* [Task to carry out]
Number of lines below with "data": work it out and reply with that number only.

*** Begin section ***

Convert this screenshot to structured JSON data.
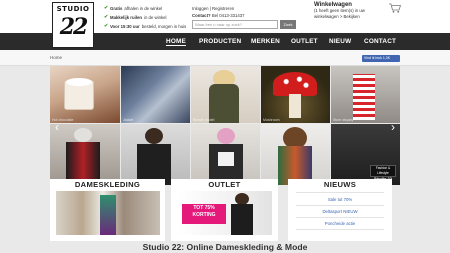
{
  "logo": {
    "word": "STUDIO",
    "number": "22"
  },
  "usps": [
    {
      "bold": "Gratis",
      "text": "afhalen in de winkel"
    },
    {
      "bold": "Makkelijk ruilen",
      "text": "in de winkel"
    },
    {
      "bold": "Voor 15:30 uur",
      "text": "besteld, morgen in huis"
    }
  ],
  "account": {
    "login": "Inloggen",
    "separator": " | ",
    "register": "Registreren",
    "contact_label": "Contact?",
    "contact_phone": "Bel 0413-331437"
  },
  "search": {
    "placeholder": "Waar ben u naar op zoek?",
    "button": "Zoek"
  },
  "cart": {
    "title": "Winkelwagen",
    "count_text": "(1 heeft geen item(s) in uw",
    "line2": "winkelwagen",
    "view": "> Bekijken"
  },
  "nav": [
    "HOME",
    "PRODUCTEN",
    "MERKEN",
    "OUTLET",
    "NIEUW",
    "CONTACT"
  ],
  "breadcrumb": "Home",
  "facebook": {
    "label": "Vind ik leuk",
    "count": "1,3K"
  },
  "grid": [
    {
      "name": "hot-chocolate-photo",
      "label": "Hot chocolate"
    },
    {
      "name": "jacket-photo",
      "label": "Jacket"
    },
    {
      "name": "blonde-model-photo",
      "label": "Blonde model"
    },
    {
      "name": "mushroom-photo",
      "label": "Mushroom"
    },
    {
      "name": "store-display-photo",
      "label": "Store display"
    },
    {
      "name": "red-dress-model-photo",
      "label": "Model"
    },
    {
      "name": "leather-jacket-photo",
      "label": "Leather jacket"
    },
    {
      "name": "pink-hair-model-photo",
      "label": "Pink hair"
    },
    {
      "name": "wavy-hair-model-photo",
      "label": "Wavy hair"
    },
    {
      "name": "storefront-photo",
      "label": "Storefront"
    }
  ],
  "storefront_sign": {
    "line1": "Fashion & Lifestyle",
    "line2": "Studio 22"
  },
  "panels": {
    "dameskleding": "DAMESKLEDING",
    "outlet": "OUTLET",
    "outlet_promo": {
      "line1": "TOT 75%",
      "line2": "KORTING"
    },
    "nieuws": "NIEUWS",
    "news_items": [
      "Sale tot 70%",
      "Deltasport NIEUW",
      "Poncheide actie"
    ]
  },
  "footer": {
    "title": "Studio 22: Online Dameskleding & Mode"
  },
  "colors": {
    "nav": "#2b2b2b",
    "accent": "#e5197a",
    "link": "#3a66b0",
    "check": "#4a9a2e",
    "facebook": "#4267b2"
  }
}
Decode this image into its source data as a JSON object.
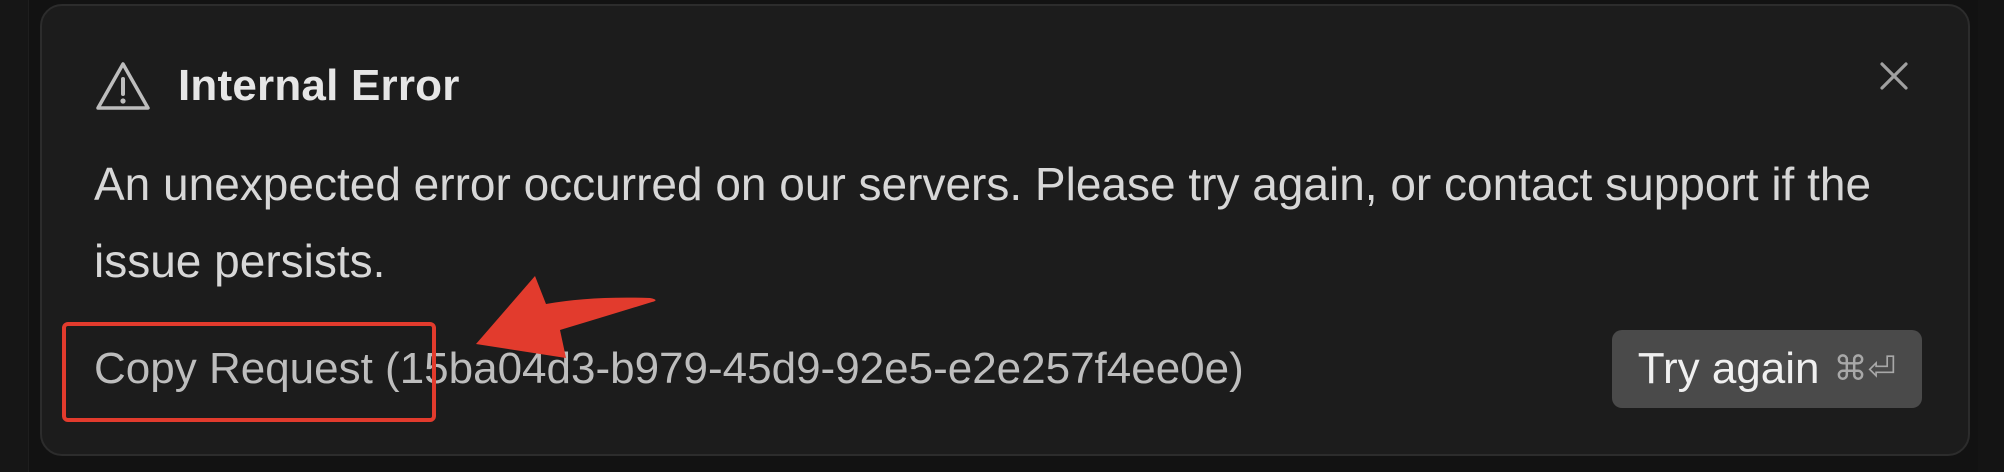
{
  "dialog": {
    "title": "Internal Error",
    "message": "An unexpected error occurred on our servers. Please try again, or contact support if the issue persists.",
    "copy_request_label": "Copy Request (15ba04d3-b979-45d9-92e5-e2e257f4ee0e)",
    "try_again_label": "Try again",
    "try_again_shortcut": "⌘⏎",
    "icons": {
      "title": "warning-triangle-icon",
      "close": "close-icon"
    }
  },
  "annotation": {
    "color": "#e23b2d"
  },
  "colors": {
    "dialog_bg": "#1c1c1c",
    "button_bg": "#4a4a4a",
    "text_primary": "#e6e6e6"
  }
}
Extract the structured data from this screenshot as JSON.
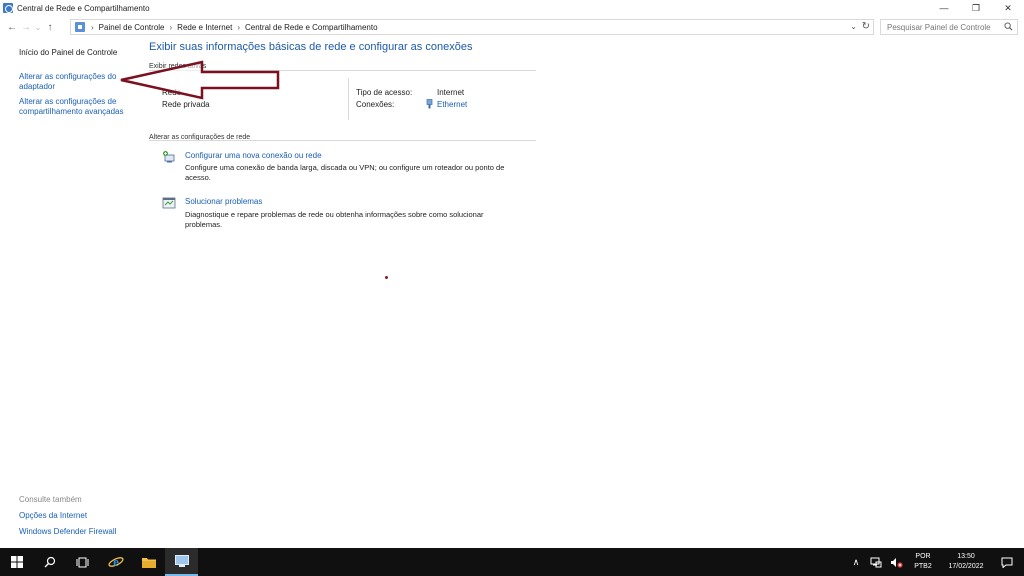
{
  "window": {
    "title": "Central de Rede e Compartilhamento",
    "minimize_glyph": "—",
    "maximize_glyph": "❐",
    "close_glyph": "✕"
  },
  "nav": {
    "back_glyph": "←",
    "forward_glyph": "→",
    "recent_glyph": "⌄",
    "up_glyph": "↑",
    "breadcrumbs": [
      "Painel de Controle",
      "Rede e Internet",
      "Central de Rede e Compartilhamento"
    ],
    "breadcrumb_sep": "›",
    "dropdown_glyph": "⌄",
    "refresh_glyph": "↻",
    "search_placeholder": "Pesquisar Painel de Controle"
  },
  "left_pane": {
    "home_link": "Início do Painel de Controle",
    "adapter_link": "Alterar as configurações do adaptador",
    "sharing_link": "Alterar as configurações de compartilhamento avançadas",
    "see_also_label": "Consulte também",
    "see_also_links": [
      "Opções da Internet",
      "Windows Defender Firewall"
    ]
  },
  "main": {
    "heading": "Exibir suas informações básicas de rede e configurar as conexões",
    "active_networks_label": "Exibir redes ativas",
    "network_name": "Rede",
    "network_type": "Rede privada",
    "access_type_label": "Tipo de acesso:",
    "access_type_value": "Internet",
    "connections_label": "Conexões:",
    "connections_value": "Ethernet",
    "change_settings_label": "Alterar as configurações de rede",
    "tasks": [
      {
        "title": "Configurar uma nova conexão ou rede",
        "description": "Configure uma conexão de banda larga, discada ou VPN; ou configure um roteador ou ponto de acesso."
      },
      {
        "title": "Solucionar problemas",
        "description": "Diagnostique e repare problemas de rede ou obtenha informações sobre como solucionar problemas."
      }
    ]
  },
  "taskbar": {
    "language_line1": "POR",
    "language_line2": "PTB2",
    "time": "13:50",
    "date": "17/02/2022",
    "tray_up_glyph": "∧"
  },
  "colors": {
    "link": "#1a5fb4",
    "heading": "#1e5aa8",
    "annotation_arrow": "#7a1020",
    "taskbar": "#101010"
  }
}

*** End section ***

* [Expected output]
3